* _Task instructions_
Identify, in the records below, every line where the string "Scrub" appears, and copy each such line.

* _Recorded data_
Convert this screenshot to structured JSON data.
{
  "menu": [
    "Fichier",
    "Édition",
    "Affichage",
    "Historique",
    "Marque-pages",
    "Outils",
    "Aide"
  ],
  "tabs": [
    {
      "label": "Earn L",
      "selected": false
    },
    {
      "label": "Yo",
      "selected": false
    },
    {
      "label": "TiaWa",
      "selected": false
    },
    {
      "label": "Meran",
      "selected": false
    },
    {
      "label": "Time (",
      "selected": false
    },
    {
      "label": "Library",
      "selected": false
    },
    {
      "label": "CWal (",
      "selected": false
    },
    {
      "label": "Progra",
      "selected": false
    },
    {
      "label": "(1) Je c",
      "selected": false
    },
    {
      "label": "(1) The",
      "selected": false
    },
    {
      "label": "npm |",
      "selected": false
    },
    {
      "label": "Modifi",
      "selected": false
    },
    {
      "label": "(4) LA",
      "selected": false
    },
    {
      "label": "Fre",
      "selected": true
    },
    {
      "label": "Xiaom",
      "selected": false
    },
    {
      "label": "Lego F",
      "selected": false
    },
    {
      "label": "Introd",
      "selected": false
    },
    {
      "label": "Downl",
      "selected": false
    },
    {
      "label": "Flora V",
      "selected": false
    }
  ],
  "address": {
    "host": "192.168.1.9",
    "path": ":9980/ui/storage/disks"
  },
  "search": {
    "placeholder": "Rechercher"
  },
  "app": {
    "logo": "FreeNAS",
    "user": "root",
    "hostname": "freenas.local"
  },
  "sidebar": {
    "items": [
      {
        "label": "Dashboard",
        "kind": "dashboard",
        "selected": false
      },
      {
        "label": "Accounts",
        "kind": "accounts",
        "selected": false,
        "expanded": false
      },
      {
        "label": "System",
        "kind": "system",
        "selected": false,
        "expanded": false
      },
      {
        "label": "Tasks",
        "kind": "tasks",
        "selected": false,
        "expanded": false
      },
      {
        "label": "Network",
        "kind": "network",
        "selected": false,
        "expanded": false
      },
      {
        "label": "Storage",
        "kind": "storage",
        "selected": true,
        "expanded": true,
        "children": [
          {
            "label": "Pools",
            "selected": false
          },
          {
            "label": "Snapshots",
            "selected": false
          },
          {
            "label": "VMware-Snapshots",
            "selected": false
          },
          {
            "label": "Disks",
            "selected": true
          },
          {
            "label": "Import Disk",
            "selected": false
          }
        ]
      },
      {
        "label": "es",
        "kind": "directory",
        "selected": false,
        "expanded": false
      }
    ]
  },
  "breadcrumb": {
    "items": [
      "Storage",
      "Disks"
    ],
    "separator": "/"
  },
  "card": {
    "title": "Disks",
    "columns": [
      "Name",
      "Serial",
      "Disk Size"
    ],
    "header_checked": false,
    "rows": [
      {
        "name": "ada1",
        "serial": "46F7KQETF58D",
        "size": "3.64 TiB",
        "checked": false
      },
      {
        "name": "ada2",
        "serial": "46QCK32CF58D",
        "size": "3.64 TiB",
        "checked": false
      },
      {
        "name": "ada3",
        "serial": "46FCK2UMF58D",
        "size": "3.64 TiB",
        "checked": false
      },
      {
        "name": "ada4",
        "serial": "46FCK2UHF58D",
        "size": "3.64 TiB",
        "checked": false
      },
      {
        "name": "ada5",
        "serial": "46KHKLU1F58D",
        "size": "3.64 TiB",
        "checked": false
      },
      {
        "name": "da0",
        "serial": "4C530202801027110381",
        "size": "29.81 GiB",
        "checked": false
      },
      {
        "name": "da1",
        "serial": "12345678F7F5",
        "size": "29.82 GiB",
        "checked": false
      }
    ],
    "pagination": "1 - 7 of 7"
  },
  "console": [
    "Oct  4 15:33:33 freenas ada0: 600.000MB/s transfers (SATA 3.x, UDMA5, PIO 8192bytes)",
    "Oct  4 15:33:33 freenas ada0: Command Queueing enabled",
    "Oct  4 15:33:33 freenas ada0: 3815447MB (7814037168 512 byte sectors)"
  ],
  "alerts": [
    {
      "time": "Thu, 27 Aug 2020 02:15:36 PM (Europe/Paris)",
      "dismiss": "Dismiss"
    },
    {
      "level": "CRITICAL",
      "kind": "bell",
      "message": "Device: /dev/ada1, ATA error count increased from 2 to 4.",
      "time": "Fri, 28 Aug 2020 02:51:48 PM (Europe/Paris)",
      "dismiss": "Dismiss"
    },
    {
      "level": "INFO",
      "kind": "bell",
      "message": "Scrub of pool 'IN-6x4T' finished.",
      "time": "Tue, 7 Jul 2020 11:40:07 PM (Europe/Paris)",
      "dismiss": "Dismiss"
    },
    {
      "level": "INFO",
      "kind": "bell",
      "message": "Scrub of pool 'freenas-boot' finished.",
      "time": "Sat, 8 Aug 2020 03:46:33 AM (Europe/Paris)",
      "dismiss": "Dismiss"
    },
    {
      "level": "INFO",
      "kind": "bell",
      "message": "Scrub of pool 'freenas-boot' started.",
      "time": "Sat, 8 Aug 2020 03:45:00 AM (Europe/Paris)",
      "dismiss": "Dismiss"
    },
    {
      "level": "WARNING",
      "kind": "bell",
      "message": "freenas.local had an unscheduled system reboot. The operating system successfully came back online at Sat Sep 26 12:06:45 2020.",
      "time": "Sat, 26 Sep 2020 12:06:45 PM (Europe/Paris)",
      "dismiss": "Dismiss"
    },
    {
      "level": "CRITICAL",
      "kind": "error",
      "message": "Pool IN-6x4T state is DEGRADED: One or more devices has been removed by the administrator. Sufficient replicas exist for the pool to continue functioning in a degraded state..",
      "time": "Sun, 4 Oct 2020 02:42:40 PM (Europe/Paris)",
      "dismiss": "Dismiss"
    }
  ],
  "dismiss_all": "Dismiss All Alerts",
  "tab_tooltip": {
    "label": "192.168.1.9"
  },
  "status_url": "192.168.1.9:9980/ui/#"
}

* _Reply_
      "message": "Scrub of pool 'IN-6x4T' finished.",
      "message": "Scrub of pool 'freenas-boot' finished.",
      "message": "Scrub of pool 'freenas-boot' started.",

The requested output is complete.